To James McHenry
New York Jany 14. 1799
I received on Saturday two letters from you1 desiring that your different propositions might be thrown into two Bills & suggesting the idea of an Incorporation of the several existing laws into one system. This idea is a good one, but to accomplish it with sufficient correctness would require several days to examine carefully and prepare with accuracy. Besides this, I incline to the opinion that it will be best in the first instance to present the alterations and additions proposed independently—that the progress of them may not be embarrassed by the consideration of an entire system; and I had even thought of a distribution into more than two divisions to secure at all events the passage of some things. The organisation on my plan would form one bill comprehending the sections in the inclosed draft2 No. 1 to 3 inclusively. The Hospital department would form another Bill.4 The provisional army & volunteers a third.5 The miscellaneous points a fourth. The plan however of two Bills is now pursued, except that I shall prepare the sections for the Hospital establishment separately; which with the provisional army Bill will go by tomorrows Post.
I do not exactly seize your idea about the Inspector of Fortifications6 and therefore have prepared nothing on that point. Is it essential to have a distinct Officer of th⟨is⟩ character? Or may not the objects of it be fulfilled by some one of the Engineers of the establishment? I will endeavour to embrace your plan on this head and if I do I will throw it into the form of a Section of a Bill.
I do not lose sight of the idea of an Incorporation of the whole Military system into one law; but I believe you will on more reflection judge it adviseable to make this a subsequent Operation of greater leisure and care.
I remain with great esteem & regard Dr. Sir Yr Obed serv
Js Mc.Henry Esq.
ALS (photostat), James McHenry Papers, Library of Congress.
2. H’s draft, which has not been found, was the basis of “An Act for the better organizing of the Troops of the United States, and for other purposes” (1 Stat. description begins The Public Statutes at Large of the United States of America, I (Boston, 1845). description ends 749–55 [March 3, 1799]).
3. Space left blank in MS. H is referring to the list of seventeen recommendations in McHenry’s report to John Adams of December 24, 1798 (ASP description begins American State Papers, Documents, Legislative and Executive, of the Congress of the United States (Washington, 1832–1861). description ends , Military Affairs, I, 124–29). The act of March 3, 1799, included all but four (Nos. 7, 14, 15, and 17) of McHenry’s recommendations.
4. See “An Act to regulate the Medical Establishment” (1 Stat. description begins The Public Statutes at Large of the United States of America, I (Boston, 1845). description ends 721–23 [March 2, 1799]).
5. H is referring to the Eventual Army.
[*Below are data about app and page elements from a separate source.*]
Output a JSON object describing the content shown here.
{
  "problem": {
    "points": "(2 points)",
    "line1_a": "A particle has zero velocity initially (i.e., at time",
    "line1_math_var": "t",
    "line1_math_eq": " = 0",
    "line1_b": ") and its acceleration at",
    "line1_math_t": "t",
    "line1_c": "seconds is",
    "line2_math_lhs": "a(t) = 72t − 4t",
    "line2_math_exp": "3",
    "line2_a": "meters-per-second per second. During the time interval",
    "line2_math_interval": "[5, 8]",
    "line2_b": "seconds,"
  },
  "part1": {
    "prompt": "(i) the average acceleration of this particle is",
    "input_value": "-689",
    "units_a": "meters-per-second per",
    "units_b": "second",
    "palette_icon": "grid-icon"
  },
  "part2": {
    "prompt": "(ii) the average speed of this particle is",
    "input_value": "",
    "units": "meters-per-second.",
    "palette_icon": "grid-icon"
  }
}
See the introductory note to H to James Gunn, December 22, 1798.
6. This is a reference to recommendation No. 9 in McHenry’s report to Adams, December 24, 1798. This recommendation reads: “To provide for the appointment of an inspector of fortifications” (ASP description begins American State Papers, Documents, Legislative and Executive, of the Congress of the United States (Washington, 1832–1861). description ends , Military Affairs, I, 127).